A New York Times article posted yesterday discusses the climate change legislation slated for debate in the Senate this week. The goals of this bill are as follows:
(1) to establish the core of a Federal program that will reduce United States greenhouse gas emissions substantially enough between 2007 and 2050 to avert the catastrophic impacts of global climate change; and
(2) to accomplish that purpose while preserving robust growth in the United States economy, creating new jobs, and avoiding the imposition of hardship on United States citizens.
The article cites concerns about whether this bill, in its current form, should get passed, noting that “the debate will force senators to take a stand on some of the most difficult, expensive and potentially life-altering questions that will face the world in coming decades.”
At the heart of this debate are two central themes. Proponents argue that our nation cannot wait until fuel prices come down in order to deal with these larger issues. Opponents believe “the bill would direct the largest changes in the American economy since the 1930s and should not be rushed through Congress without painstaking debate.”
This is what Frank Ackerman, an economist at Global Development and Environment Institute at Tufts University, had to say:
“How do you price the increased deaths, the losses of endangered species and unique habitats, the increased damages from hurricanes that are becoming more intense...Those numbers dwarf any reasonable estimate of the cost of doing something about climate change.

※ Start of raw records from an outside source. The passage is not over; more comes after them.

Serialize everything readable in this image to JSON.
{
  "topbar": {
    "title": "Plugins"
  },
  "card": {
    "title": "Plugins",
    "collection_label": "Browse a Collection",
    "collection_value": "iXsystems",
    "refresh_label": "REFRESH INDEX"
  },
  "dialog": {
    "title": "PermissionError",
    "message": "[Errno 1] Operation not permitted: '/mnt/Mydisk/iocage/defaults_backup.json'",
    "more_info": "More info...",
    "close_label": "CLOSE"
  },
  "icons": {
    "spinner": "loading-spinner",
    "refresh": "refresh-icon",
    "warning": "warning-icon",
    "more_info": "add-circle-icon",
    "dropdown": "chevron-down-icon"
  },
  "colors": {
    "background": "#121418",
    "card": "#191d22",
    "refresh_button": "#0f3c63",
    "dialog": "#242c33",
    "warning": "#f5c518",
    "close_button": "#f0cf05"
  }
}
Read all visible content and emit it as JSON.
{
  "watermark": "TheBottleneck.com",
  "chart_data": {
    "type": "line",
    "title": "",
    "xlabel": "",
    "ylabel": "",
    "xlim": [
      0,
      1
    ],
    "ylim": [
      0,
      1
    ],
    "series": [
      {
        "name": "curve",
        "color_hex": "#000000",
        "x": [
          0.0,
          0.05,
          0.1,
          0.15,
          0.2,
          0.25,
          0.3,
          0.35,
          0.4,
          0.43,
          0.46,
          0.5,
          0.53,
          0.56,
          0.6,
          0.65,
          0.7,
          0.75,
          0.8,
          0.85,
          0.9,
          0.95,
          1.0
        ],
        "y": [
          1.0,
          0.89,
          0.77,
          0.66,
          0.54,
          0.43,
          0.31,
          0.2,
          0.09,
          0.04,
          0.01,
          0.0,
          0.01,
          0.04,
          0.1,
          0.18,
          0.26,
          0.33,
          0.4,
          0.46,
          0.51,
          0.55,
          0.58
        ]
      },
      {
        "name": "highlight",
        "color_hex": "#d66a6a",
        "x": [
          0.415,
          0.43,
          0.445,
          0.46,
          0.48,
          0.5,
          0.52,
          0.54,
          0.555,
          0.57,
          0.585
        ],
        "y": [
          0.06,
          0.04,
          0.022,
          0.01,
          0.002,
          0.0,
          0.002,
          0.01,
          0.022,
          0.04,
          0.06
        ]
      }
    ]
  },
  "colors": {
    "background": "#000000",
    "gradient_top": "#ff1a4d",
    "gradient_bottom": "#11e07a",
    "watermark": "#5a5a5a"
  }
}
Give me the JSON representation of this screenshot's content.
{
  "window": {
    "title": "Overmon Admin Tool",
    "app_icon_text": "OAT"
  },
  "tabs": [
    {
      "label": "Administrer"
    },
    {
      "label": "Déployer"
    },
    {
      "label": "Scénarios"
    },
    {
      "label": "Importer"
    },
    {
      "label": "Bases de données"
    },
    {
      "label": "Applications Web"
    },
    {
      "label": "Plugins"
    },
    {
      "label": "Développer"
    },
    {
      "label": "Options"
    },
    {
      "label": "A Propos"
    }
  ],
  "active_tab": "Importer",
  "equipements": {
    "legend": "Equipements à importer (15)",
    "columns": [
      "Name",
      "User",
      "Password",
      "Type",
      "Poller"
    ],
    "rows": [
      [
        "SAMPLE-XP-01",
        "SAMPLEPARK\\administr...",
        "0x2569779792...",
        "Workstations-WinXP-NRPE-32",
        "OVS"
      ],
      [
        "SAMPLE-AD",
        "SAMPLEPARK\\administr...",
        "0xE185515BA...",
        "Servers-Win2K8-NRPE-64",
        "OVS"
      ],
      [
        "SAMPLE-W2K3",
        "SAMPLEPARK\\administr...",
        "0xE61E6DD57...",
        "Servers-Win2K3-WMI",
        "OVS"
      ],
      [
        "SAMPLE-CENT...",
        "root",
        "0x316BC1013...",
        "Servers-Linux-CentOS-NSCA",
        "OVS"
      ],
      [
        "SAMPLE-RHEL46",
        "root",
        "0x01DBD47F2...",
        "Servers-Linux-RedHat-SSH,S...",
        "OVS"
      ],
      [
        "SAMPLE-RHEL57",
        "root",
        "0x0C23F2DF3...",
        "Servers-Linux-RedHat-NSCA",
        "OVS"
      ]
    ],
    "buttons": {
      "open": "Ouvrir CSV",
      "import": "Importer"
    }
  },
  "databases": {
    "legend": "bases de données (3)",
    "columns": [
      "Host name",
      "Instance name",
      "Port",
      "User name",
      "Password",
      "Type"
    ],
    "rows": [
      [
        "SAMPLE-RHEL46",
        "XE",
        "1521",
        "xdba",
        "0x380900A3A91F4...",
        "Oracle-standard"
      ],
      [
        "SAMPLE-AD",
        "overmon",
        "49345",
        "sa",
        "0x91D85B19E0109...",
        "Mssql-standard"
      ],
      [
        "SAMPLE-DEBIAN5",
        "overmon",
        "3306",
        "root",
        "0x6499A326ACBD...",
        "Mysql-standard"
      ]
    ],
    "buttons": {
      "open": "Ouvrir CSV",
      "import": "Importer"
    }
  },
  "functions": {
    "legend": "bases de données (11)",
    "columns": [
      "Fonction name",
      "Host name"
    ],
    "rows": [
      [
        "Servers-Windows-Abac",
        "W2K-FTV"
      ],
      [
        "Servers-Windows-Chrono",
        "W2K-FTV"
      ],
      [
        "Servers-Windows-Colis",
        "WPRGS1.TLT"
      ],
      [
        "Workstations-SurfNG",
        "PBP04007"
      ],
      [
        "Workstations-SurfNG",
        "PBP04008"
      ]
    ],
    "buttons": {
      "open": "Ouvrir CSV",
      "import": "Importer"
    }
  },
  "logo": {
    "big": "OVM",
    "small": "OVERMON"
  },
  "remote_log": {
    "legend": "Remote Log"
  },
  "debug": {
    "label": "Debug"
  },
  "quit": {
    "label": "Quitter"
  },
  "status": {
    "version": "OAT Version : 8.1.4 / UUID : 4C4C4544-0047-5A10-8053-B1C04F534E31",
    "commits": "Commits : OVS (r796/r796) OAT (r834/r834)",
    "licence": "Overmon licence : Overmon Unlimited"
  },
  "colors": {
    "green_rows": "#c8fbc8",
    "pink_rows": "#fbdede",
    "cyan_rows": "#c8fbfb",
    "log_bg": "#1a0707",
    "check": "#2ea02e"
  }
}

The choice is a no-brainer.”
What do you think? Your comments and insights would be greatly appreciated.